Sometimes, such as during human development or wound repair, epithelial cells need to travel to other areas, and to do this, they undergo a process known as "epithelial-mesenchymal transition" (EMT). The cell reduces its production of E-cadherin proteins and increases expression of mesenchymal cadherins, thus effectively loosening the anchors that keep the cell bound to its neighbors.
Cancer, unfortunately, has adopted this strategy in order to spread, Anastasiadis says. "When the function of E-cadherin is lost in a cell, it can break free from its neighbors and travel to settle elsewhere," he says. "This means that E-cadherin normally helps suppress invasion."
But researchers have noted that the p120 catenin protein seems mysteriously two-faced: while it normally strengthens cell-cell bonding, in some cases it can also negatively affect cell adhesion. They also have found that over production of p120 increases a cell's ability to move. But the significance of these observations had eluded scientists.
In this study, Masahiro Yanagisawa, M.D., Ph.D., a research fellow in Anastasiadis' laboratory, and Anastasiadis provide an answer as to why p120 acts this way, which helps explain how the EMT shift between E-cadherin and mesenchymal cadherins allows cancer cells to break away from tissue and spread.
They found that p120 "prefers" to bind to E-cadherin, rather than to mesenchymal cadherins. So in normal epithelial cells p120 always associates with the more abundant E-cadherins. But when E-cadherin production is lost during the progression of cancer, p120 catenins begin binding to mesenchymal cadherins. And when that happens, the researchers found that p120 unexpectedly switches on a cascade of events that promote cell movement.
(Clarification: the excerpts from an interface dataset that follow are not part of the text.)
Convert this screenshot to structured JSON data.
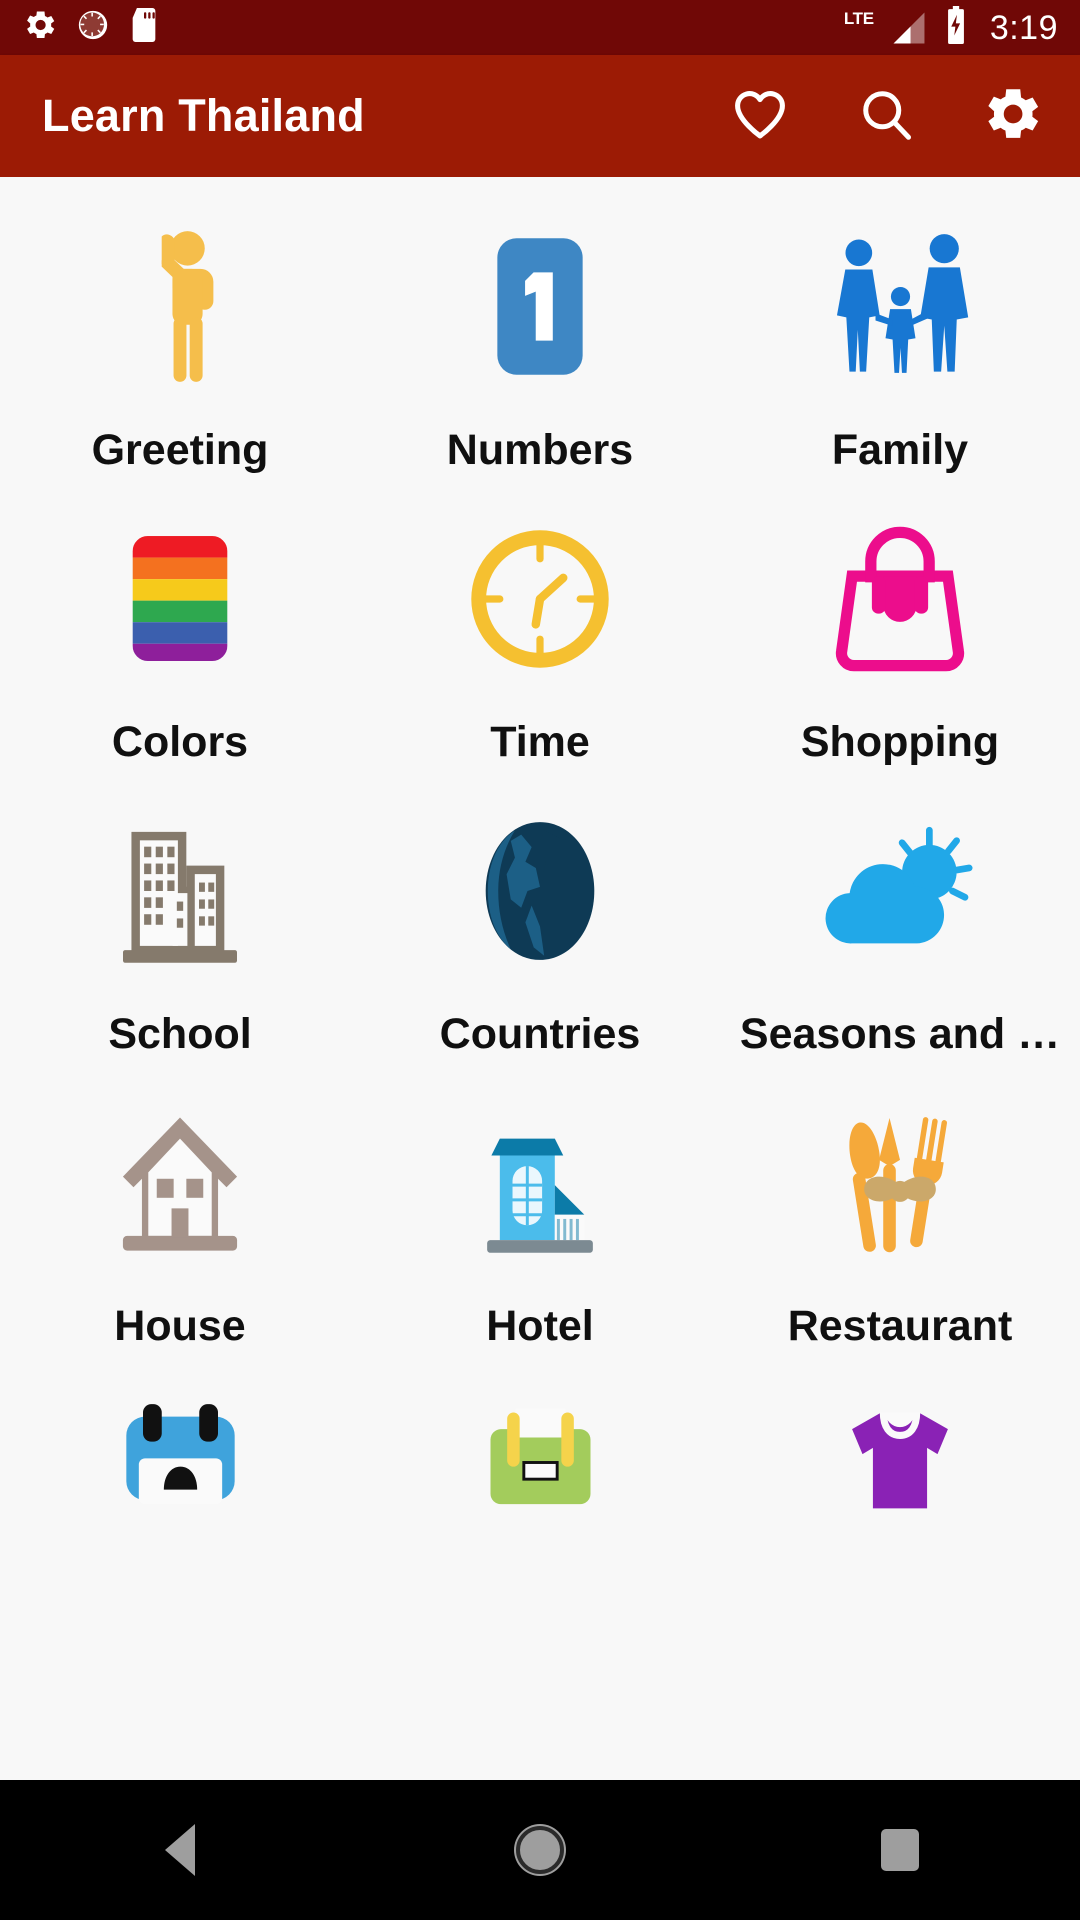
{
  "status_bar": {
    "background": "#700806",
    "left_icons": [
      {
        "name": "gear-icon",
        "label": "settings"
      },
      {
        "name": "alarm-icon",
        "label": "alarm"
      },
      {
        "name": "sd-card-icon",
        "label": "sd card"
      }
    ],
    "network_label": "LTE",
    "signal_icon": "signal-bars-icon",
    "battery_icon": "battery-charging-icon",
    "time": "3:19"
  },
  "app_bar": {
    "background": "#9C1B05",
    "title": "Learn Thailand",
    "actions": [
      {
        "name": "favorites-icon",
        "label": "Favorites"
      },
      {
        "name": "search-icon",
        "label": "Search"
      },
      {
        "name": "settings-gear-icon",
        "label": "Settings"
      }
    ]
  },
  "content": {
    "background": "#F8F8F8",
    "categories": [
      {
        "label": "Greeting",
        "icon": "waving-person-icon",
        "color": "#F5BE4B"
      },
      {
        "label": "Numbers",
        "icon": "number-one-icon",
        "color": "#3E87C4"
      },
      {
        "label": "Family",
        "icon": "family-icon",
        "color": "#1877D2"
      },
      {
        "label": "Colors",
        "icon": "rainbow-swatch-icon",
        "color": "#E81C1C"
      },
      {
        "label": "Time",
        "icon": "clock-icon",
        "color": "#F5C030"
      },
      {
        "label": "Shopping",
        "icon": "handbag-icon",
        "color": "#EC0D8C"
      },
      {
        "label": "School",
        "icon": "buildings-icon",
        "color": "#857A6C"
      },
      {
        "label": "Countries",
        "icon": "globe-icon",
        "color": "#134A68"
      },
      {
        "label": "Seasons and …",
        "icon": "sun-cloud-icon",
        "color": "#21A8E8"
      },
      {
        "label": "House",
        "icon": "house-icon",
        "color": "#A5938A"
      },
      {
        "label": "Hotel",
        "icon": "hotel-icon",
        "color": "#4BBCEB"
      },
      {
        "label": "Restaurant",
        "icon": "cutlery-icon",
        "color": "#F5A93A"
      }
    ],
    "partial_row": [
      {
        "icon": "car-icon",
        "color": "#3FA3DC"
      },
      {
        "icon": "briefcase-icon",
        "color": "#A3CC5C"
      },
      {
        "icon": "shirt-icon",
        "color": "#8A22B5"
      }
    ]
  },
  "nav_bar": {
    "background": "#000000",
    "buttons": [
      {
        "name": "nav-back-button",
        "label": "Back"
      },
      {
        "name": "nav-home-button",
        "label": "Home"
      },
      {
        "name": "nav-recents-button",
        "label": "Recents"
      }
    ]
  }
}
"We show that E-cadherin suppresses invasion, at least in part, by binding to p120 protein in the cell," Anastasiadis says. "If E-cadherin is missing, p120 is free to bind
Source:Mayo Clinic, Jacksonville